I Need Some Obsession Up In Here - Go head and click this blog entry because not many other people have. This blog article is one of my lowest clicked blog posts so I figured I'd revisit it here. I envy those that have obsessive drive and determination -- those that have let nothing get in the way of their goals and dreams. Those that have succeeded even when their dreams have seemed far-fetched and unattainable. In short, I wish I was a little more obsessive with my dreams...
Because One Day The Kids Will Be Grown - Just because...
I Need To Put My Butt In A Chair - Writer's write. Everyday. No matter what. Just write. It doesn't have to be good, it just has to be written. You can't edit or revise a blank page. End of story. I need this reminder glued to my forehead. Because daily I have excuses of why I didn't write when I really just need to put my butt in the chair and write!
You Don't Really Want A Gift, Do You? -- I have to include this blog in the list because I get a lot of clicks and some flak for writing it. I wrote it because I felt like Teacher Appreciation Day was becoming a way to flaunt Pinterest-prowess and not necessarily a way to show appreciation for teachers.

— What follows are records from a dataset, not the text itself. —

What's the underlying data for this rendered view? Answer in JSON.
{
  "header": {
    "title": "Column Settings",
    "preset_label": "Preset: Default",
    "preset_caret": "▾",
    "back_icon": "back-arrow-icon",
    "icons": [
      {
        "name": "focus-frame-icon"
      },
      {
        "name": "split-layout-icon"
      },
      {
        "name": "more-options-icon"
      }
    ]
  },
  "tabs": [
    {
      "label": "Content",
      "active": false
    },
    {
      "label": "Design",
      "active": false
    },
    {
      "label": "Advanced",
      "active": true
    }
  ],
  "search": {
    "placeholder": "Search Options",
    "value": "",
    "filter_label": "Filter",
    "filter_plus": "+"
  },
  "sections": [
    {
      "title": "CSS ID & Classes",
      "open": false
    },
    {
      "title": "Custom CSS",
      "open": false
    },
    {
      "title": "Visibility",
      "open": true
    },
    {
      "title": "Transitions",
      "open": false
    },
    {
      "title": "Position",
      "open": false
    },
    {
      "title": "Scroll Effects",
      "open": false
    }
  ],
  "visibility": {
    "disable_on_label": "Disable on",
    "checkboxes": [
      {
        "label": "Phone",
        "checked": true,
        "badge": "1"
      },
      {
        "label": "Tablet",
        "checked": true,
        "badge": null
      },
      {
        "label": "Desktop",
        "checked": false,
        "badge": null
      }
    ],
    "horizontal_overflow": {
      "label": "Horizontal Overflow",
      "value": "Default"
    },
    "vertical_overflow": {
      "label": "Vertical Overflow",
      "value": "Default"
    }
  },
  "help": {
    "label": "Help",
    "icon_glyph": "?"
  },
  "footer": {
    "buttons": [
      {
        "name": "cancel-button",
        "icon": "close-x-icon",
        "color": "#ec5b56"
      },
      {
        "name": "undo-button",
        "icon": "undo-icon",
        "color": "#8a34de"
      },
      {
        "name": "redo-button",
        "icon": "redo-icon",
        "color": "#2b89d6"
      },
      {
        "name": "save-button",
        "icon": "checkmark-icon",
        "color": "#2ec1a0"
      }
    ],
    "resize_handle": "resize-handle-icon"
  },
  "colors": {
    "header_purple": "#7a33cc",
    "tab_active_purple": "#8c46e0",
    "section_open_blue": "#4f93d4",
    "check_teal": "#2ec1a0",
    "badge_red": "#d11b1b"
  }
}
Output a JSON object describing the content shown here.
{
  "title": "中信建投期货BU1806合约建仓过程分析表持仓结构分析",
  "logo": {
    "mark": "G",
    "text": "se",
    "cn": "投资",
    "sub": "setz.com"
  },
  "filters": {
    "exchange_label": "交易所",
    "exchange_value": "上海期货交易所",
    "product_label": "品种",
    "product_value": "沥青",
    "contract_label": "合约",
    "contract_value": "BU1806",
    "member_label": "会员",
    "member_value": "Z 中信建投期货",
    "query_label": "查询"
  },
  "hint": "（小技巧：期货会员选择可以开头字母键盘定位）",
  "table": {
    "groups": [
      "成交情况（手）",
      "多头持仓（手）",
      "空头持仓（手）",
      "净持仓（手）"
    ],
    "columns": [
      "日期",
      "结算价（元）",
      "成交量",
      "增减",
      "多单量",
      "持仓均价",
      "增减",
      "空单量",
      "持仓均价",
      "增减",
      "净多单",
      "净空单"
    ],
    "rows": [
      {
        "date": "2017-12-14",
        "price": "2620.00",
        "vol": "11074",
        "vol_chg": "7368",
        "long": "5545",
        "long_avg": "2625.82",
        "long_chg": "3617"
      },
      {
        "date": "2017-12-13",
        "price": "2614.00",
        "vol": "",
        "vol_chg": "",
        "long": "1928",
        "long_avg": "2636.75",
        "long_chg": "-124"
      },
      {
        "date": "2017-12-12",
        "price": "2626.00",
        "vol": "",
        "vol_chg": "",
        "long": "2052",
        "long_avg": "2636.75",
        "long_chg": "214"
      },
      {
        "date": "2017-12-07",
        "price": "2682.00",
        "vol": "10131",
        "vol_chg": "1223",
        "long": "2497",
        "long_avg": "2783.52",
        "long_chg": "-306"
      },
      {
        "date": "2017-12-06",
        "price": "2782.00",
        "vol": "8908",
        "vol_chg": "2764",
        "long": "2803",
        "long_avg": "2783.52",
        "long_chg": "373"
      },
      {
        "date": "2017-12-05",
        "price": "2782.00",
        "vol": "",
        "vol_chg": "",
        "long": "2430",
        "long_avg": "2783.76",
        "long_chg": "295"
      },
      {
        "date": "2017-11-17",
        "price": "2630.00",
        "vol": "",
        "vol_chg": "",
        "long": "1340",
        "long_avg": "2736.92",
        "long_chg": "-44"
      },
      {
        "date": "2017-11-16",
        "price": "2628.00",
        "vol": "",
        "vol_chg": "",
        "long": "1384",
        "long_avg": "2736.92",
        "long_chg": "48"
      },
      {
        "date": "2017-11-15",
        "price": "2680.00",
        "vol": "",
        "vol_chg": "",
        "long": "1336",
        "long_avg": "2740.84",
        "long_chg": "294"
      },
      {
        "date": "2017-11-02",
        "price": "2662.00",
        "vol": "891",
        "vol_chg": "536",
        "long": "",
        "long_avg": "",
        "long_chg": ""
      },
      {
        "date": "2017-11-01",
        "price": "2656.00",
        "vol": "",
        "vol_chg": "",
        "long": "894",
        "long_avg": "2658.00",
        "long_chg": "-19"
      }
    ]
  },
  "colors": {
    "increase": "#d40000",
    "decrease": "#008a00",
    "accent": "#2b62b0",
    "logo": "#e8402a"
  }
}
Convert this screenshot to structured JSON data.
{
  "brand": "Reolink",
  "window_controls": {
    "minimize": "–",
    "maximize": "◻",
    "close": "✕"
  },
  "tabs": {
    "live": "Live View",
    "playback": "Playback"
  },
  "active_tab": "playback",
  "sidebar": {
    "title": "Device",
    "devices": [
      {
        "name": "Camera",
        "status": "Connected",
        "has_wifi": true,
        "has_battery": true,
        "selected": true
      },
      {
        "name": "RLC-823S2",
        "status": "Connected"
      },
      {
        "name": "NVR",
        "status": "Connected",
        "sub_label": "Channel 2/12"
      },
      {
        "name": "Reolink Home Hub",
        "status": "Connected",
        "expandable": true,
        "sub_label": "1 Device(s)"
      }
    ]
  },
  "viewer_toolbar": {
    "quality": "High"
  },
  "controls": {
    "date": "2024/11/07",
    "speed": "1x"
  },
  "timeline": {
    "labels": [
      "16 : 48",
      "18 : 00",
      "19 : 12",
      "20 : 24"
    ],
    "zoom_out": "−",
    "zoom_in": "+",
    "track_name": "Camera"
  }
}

I feel like teachers should be appreciated every day and not just on Teacher Appreciation Day. But I do understand as a homemade mother's day gift hoarder that some teachers (and nurses) do appreciate these gifts and am not really trying to say that they shouldn't get them but just that maybe we should try harder every day to show appreciation...
I Used To Be The Best Mom - I just like this one because, like most moms, I fall way short of the super-mom I envisioned I would be.
Worth The Move - I am a strong believer that everyone comes into your life for a reason. Sadly, I have moved away from too many wonderful people. The wonderful ladies from my Moonwriters group being top of the list. I wish my stint in South Jersey wasn't so short but am grateful you came into my life and look forward to working with you ladies if only through Facebook and email.
If Cliches Came In An Adam Levine Package - Go figure, this is my top clicked blog post. Apparently, if you put "Adam Levine" in your title you get lots of clicks (I wonder what happens if you put Adam Levine in the body of your blog or what if you write the words "Adam Levine" and "body" close together...). Those clicks might not be the most targeted since the blog post has less to do with Adam Levine and more to do with my bemoaning my writing as always sounding trite and cliched. This is a common problem for me and other newbie writers (so much so I have two blog entries about cliched writing).
Need Some Motivation - As I gear up for NaNoWriMo take two, this seems like a good blog post to include in the list. It has some helpful pep talks from real live successful published authors.There you have it - 10 of the 47 excuses I have written over the last two years: Click. Read. Enjoy. Comment. Share. Repeat often.
Bonus: I was trying to decide what picture to include in this flashback blog post when I came across this picture of Snotty Lottie from my blog post titled I Wasn't Prepared For THIS! So that's my picture this week, just to make you laugh...